About the Prize Winners: Mindy Hirsch

Meet Mindy Hirsch

Mindy Hirsch won The Kohelet Prize for Real-World Learning, as part of a team of six from the Jewish Primary Day School of the Nation’s Capital. Check out their winning entry, Election Project 2016: Kids’ Voices Count, here:

In your experience, what is the greatest challenge facing students/teachers today?

I think the biggest challenge facing students and teachers today is mindset.  Armed with a growth mindset both students and teachers can accomplish more then they think they are even capable of.  “I can’t do this” becomes “I can’t do this yet!”  Imagine the possibilities of achievement if we believed we could never fail.

In implementing your winning project in the classroom, was there a moment when you knew that you had hit upon something really powerful?  If so, describe that moment.

As part of our project a parent expert came in to talk to the third grade about public land usage. Students had strong opinions before the speaker but after they were able to argue both sides and see the issue from many angles. Opening students’ minds to differing opinions allowed them a new perspective.

What advice would you give teachers who want to attempt something new and different in their own classrooms?

Go for it! Planning is important but flexibility is more important. Take bumps in the road with a grain of salt.

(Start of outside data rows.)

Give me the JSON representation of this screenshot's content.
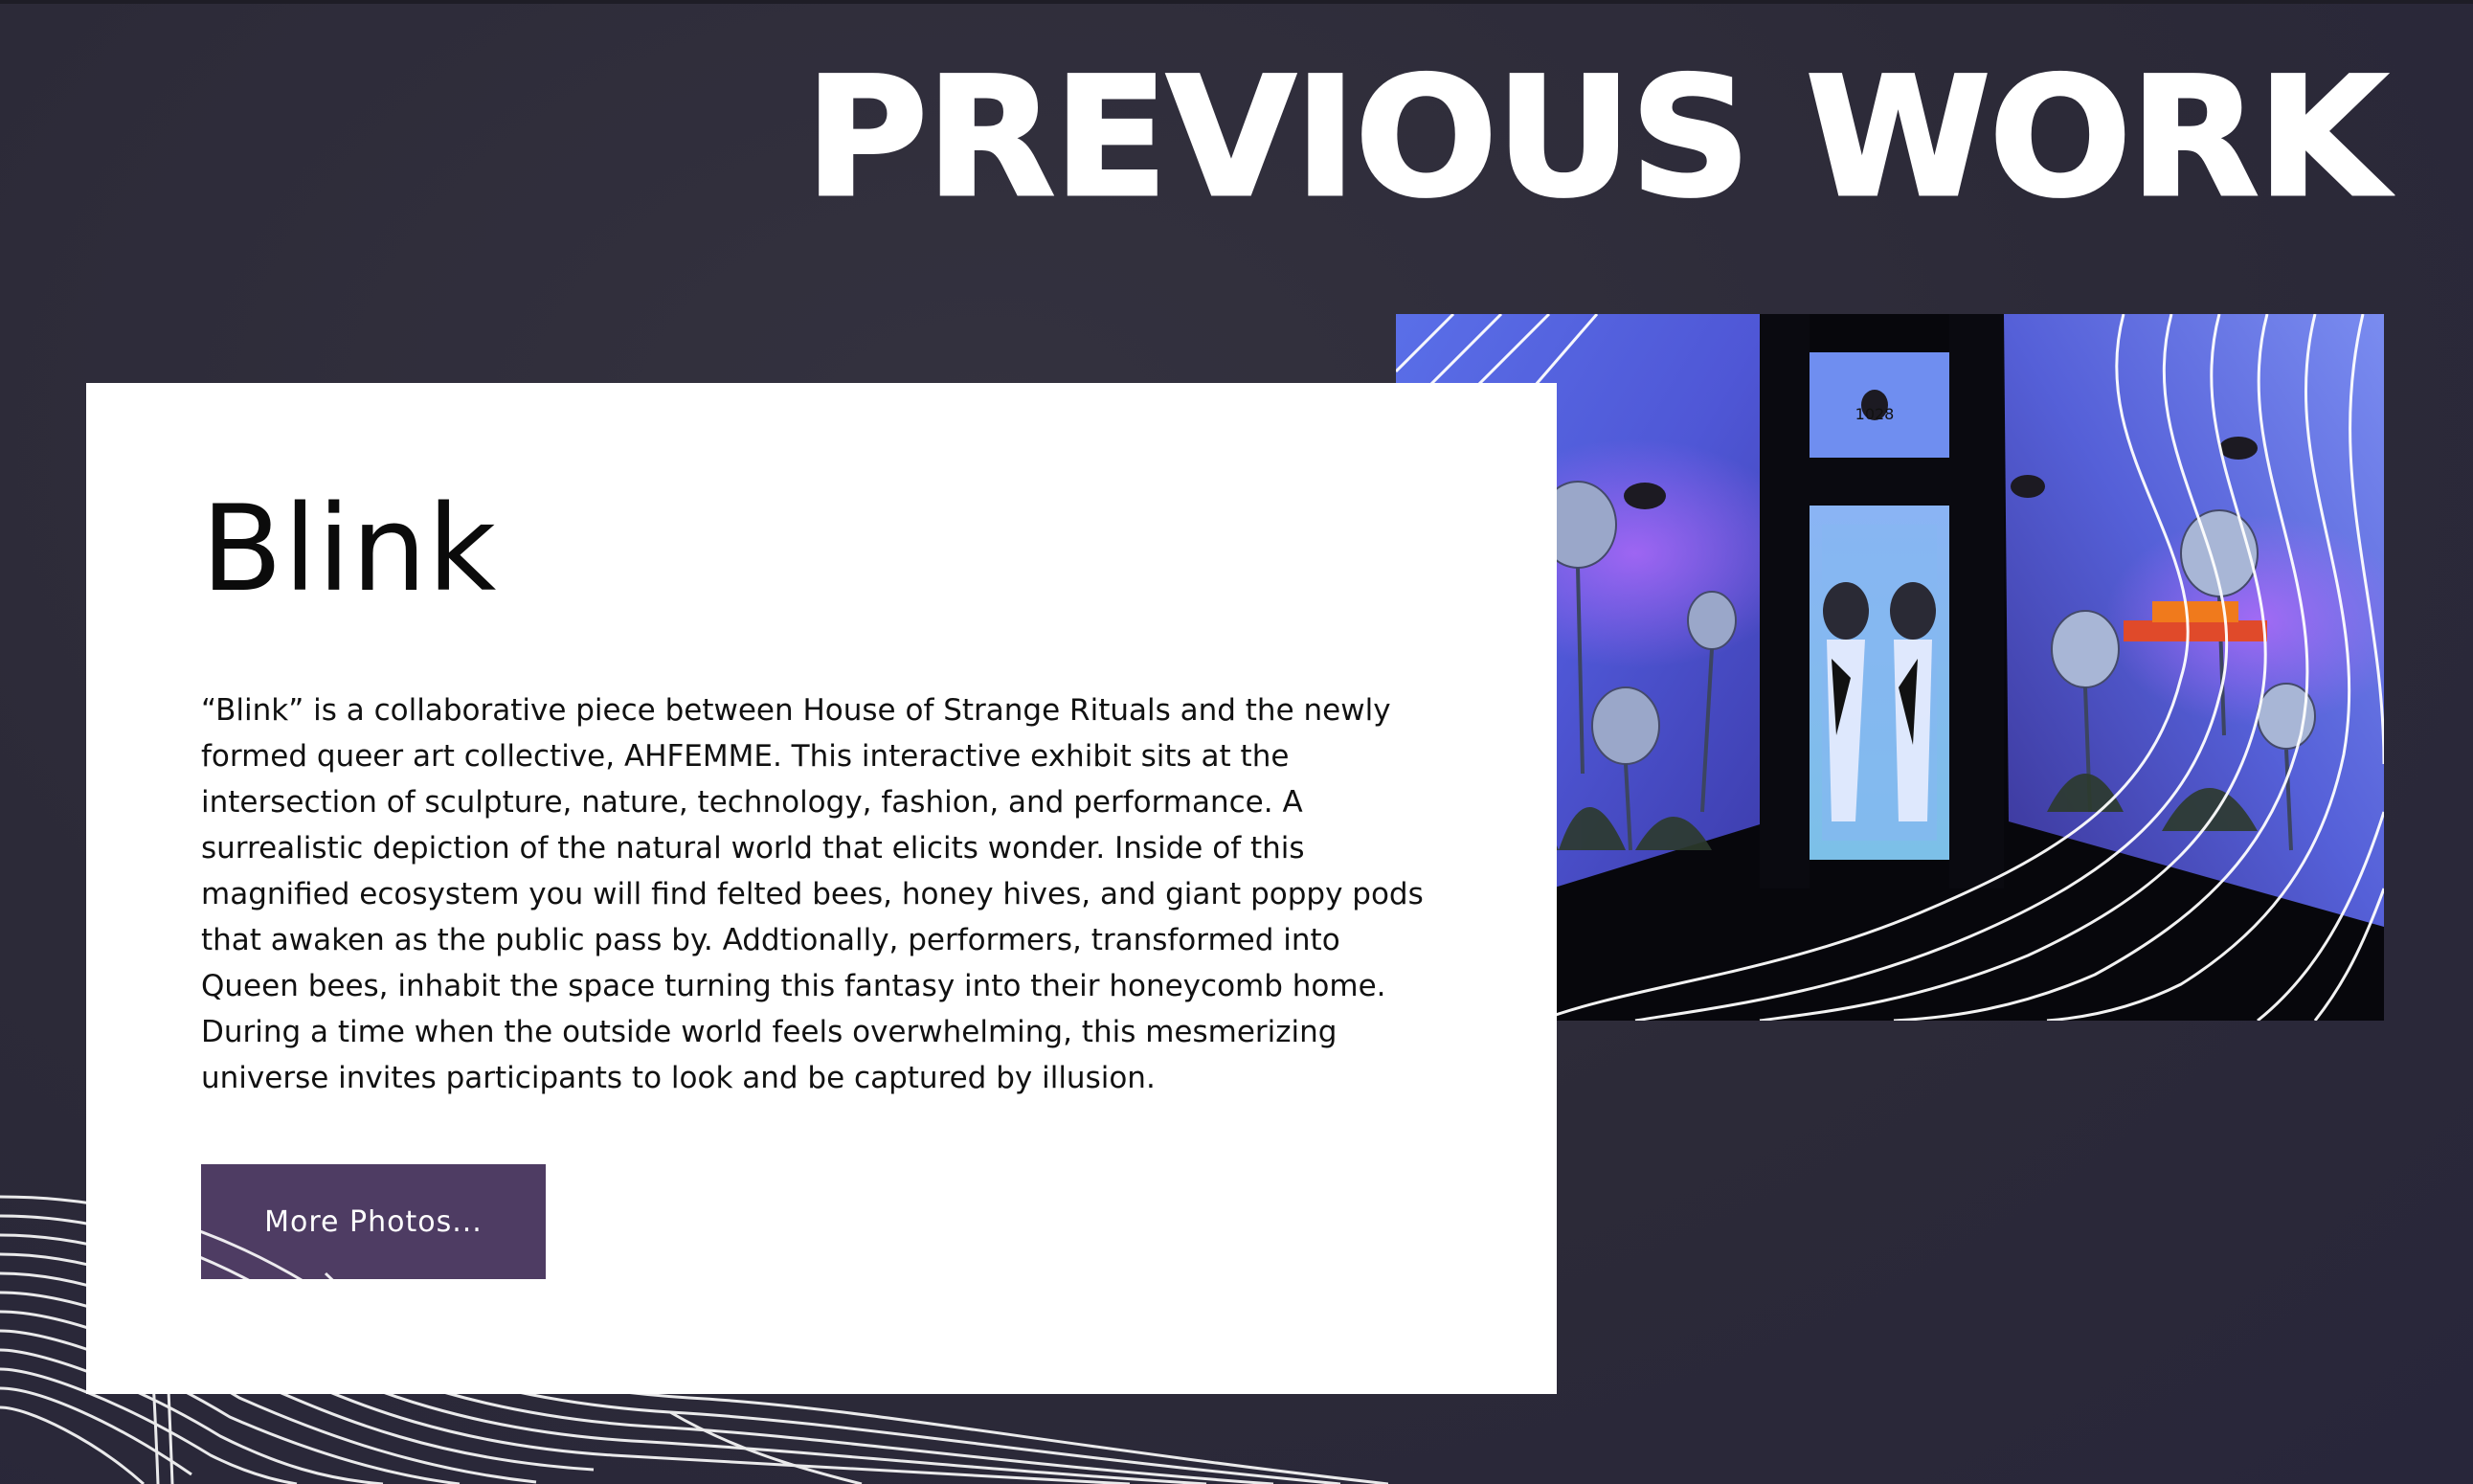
{
  "section": {
    "heading": "PREVIOUS WORK"
  },
  "project": {
    "title": "Blink",
    "description": "“Blink” is a collaborative piece between House of Strange Rituals and the newly formed queer art collective, AHFEMME. This interactive exhibit sits at the intersection of sculpture, nature, technology, fashion, and performance. A surrealistic depiction of the natural world that elicits wonder. Inside of this magnified ecosystem you will find felted bees, honey hives, and giant poppy pods that awaken as the public pass by. Addtionally, performers, transformed into Queen bees, inhabit the space turning this fantasy into their honeycomb home. During a time when the outside world feels overwhelming, this mesmerizing universe invites participants to look and be captured by illusion.",
    "more_button": "More Photos...",
    "photo_number_label": "1028",
    "photo_icon": "exhibit-photo-image"
  },
  "colors": {
    "background": "#2d2b3a",
    "card": "#ffffff",
    "button": "#4e3c63",
    "heading": "#ffffff"
  }
}
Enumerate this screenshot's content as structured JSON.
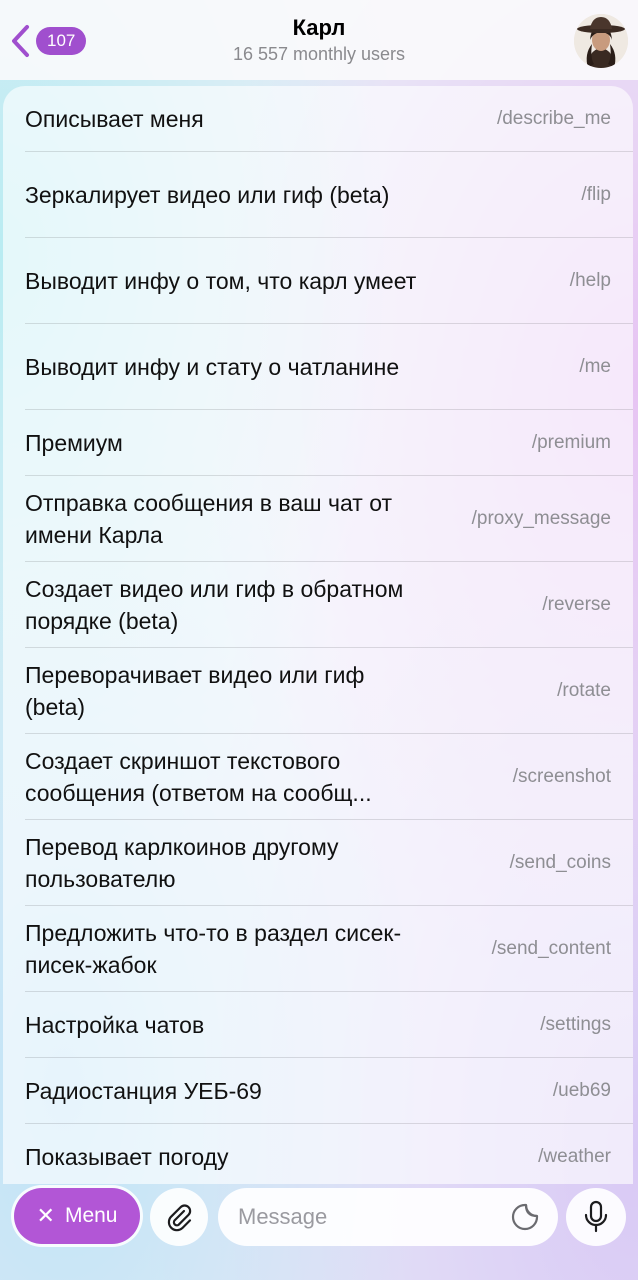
{
  "header": {
    "back_count": "107",
    "title": "Карл",
    "subtitle": "16 557 monthly users"
  },
  "commands": [
    {
      "desc": "Описывает меня",
      "cmd": "/describe_me"
    },
    {
      "desc": "Зеркалирует видео или гиф (beta)",
      "cmd": "/flip"
    },
    {
      "desc": "Выводит инфу о том, что карл умеет",
      "cmd": "/help"
    },
    {
      "desc": "Выводит инфу и стату о чатланине",
      "cmd": "/me"
    },
    {
      "desc": "Премиум",
      "cmd": "/premium"
    },
    {
      "desc": "Отправка сообщения в ваш чат от имени Карла",
      "cmd": "/proxy_message"
    },
    {
      "desc": "Создает видео или гиф в обратном порядке (beta)",
      "cmd": "/reverse"
    },
    {
      "desc": "Переворачивает видео или гиф (beta)",
      "cmd": "/rotate"
    },
    {
      "desc": "Создает скриншот текстового сообщения (ответом на сообщ...",
      "cmd": "/screenshot"
    },
    {
      "desc": "Перевод карлкоинов другому пользователю",
      "cmd": "/send_coins"
    },
    {
      "desc": "Предложить что-то в раздел сисек-писек-жабок",
      "cmd": "/send_content"
    },
    {
      "desc": "Настройка чатов",
      "cmd": "/settings"
    },
    {
      "desc": "Радиостанция УЕБ-69",
      "cmd": "/ueb69"
    },
    {
      "desc": "Показывает погоду",
      "cmd": "/weather"
    }
  ],
  "composer": {
    "menu_label": "Menu",
    "message_placeholder": "Message"
  },
  "colors": {
    "accent": "#a04fce",
    "menu_button": "#b256d6"
  },
  "icons": [
    "chevron-left-icon",
    "close-icon",
    "paperclip-icon",
    "sticker-icon",
    "microphone-icon"
  ]
}
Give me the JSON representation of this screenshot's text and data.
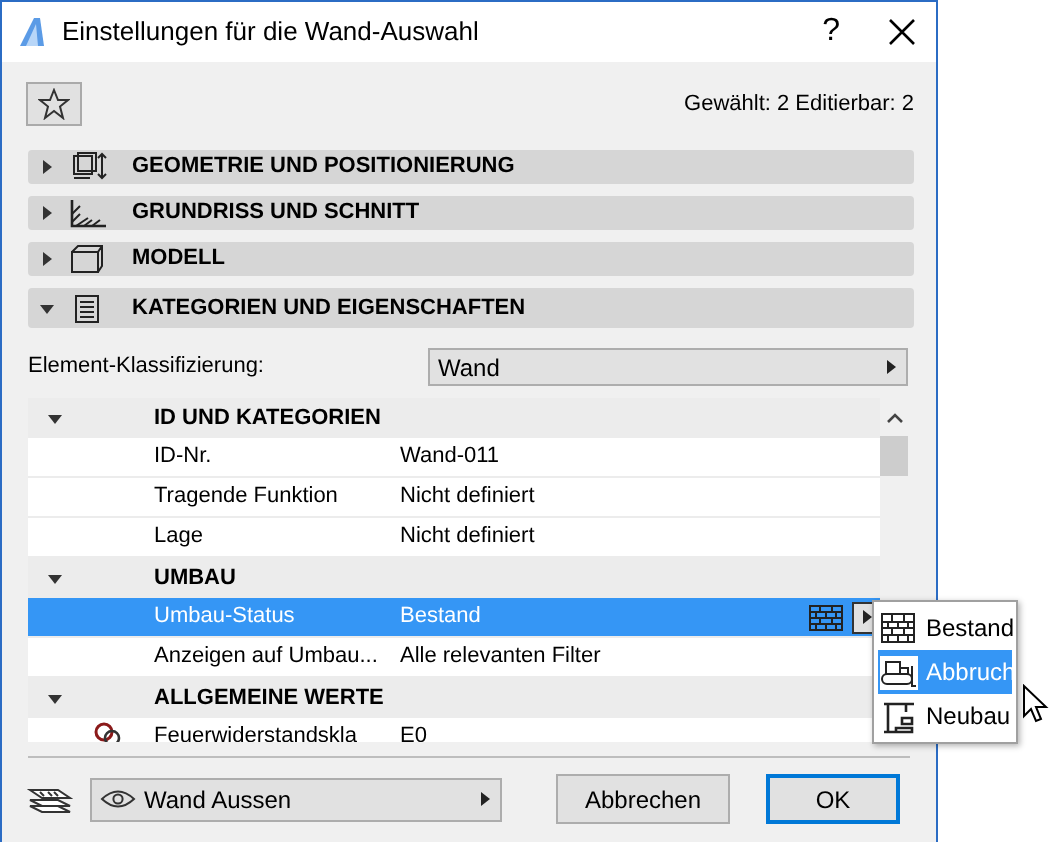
{
  "window": {
    "title": "Einstellungen für die Wand-Auswahl",
    "help": "?"
  },
  "selection_info": "Gewählt: 2 Editierbar: 2",
  "sections": [
    {
      "label": "GEOMETRIE UND POSITIONIERUNG",
      "kind": "geometry",
      "expanded": false
    },
    {
      "label": "GRUNDRISS UND SCHNITT",
      "kind": "plan",
      "expanded": false
    },
    {
      "label": "MODELL",
      "kind": "model",
      "expanded": false
    },
    {
      "label": "KATEGORIEN UND EIGENSCHAFTEN",
      "kind": "document",
      "expanded": true
    }
  ],
  "classification": {
    "label": "Element-Klassifizierung:",
    "value": "Wand"
  },
  "table": {
    "groups": [
      {
        "label": "ID UND KATEGORIEN",
        "expanded": true,
        "rows": [
          {
            "name": "ID-Nr.",
            "value": "Wand-011",
            "selected": false
          },
          {
            "name": "Tragende Funktion",
            "value": "Nicht definiert",
            "selected": false
          },
          {
            "name": "Lage",
            "value": "Nicht definiert",
            "selected": false
          }
        ]
      },
      {
        "label": "UMBAU",
        "expanded": true,
        "rows": [
          {
            "name": "Umbau-Status",
            "value": "Bestand",
            "selected": true,
            "kind": "status"
          },
          {
            "name": "Anzeigen auf Umbau...",
            "value": "Alle relevanten Filter",
            "selected": false
          }
        ]
      },
      {
        "label": "ALLGEMEINE WERTE",
        "expanded": true,
        "rows": [
          {
            "name": "Feuerwiderstandskla",
            "value": "E0",
            "selected": false,
            "kind": "linked"
          }
        ]
      }
    ]
  },
  "status_menu": [
    {
      "label": "Bestand",
      "kind": "existing",
      "selected": false
    },
    {
      "label": "Abbruch",
      "kind": "demolish",
      "selected": true
    },
    {
      "label": "Neubau",
      "kind": "new",
      "selected": false
    }
  ],
  "footer": {
    "layer": "Wand Aussen",
    "buttons": [
      {
        "label": "Abbrechen",
        "default": false
      },
      {
        "label": "OK",
        "default": true
      }
    ]
  }
}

Push yourself and your students.  Most of all have fun.

What’s your favorite part of your teaching day and why?

My favorite part of the day is the morning.  I love waiting for students to arrive and greeting them each with a smile.  It is a great way to assess student moods and set each child up for a successful day.

How do you ensure that you’re always growing professionally?

I ensure my professional growth I make sure that I am always asking questions.  I inquire about topics of interest and end up on research journeys that have me articles deep into my area of study.  There are so many people I can learn from both inside and outside of my school.  I try to keep an open mind and stay present so that I can absorb as much information as possible.

If you had one piece of advice to share with a new teacher walking into his/her classroom for the first time…

It can get overwhelming.  Ask for help when you need it.  Talk to your co-workers and get a mentor.  It will be hard.  It is ok.  Each day holds new challenges, so take a deep breath, buckle up and hold on for a wild ride.

When I’m not in the classroom, I love to:

To travel and go camping.  This allows me to explore other areas of the country/world and learn different cultures and perspectives.  My teaching is so much richer when I speak from personal experience and knowledge.  I am able to raise students interest and excitement for a topic.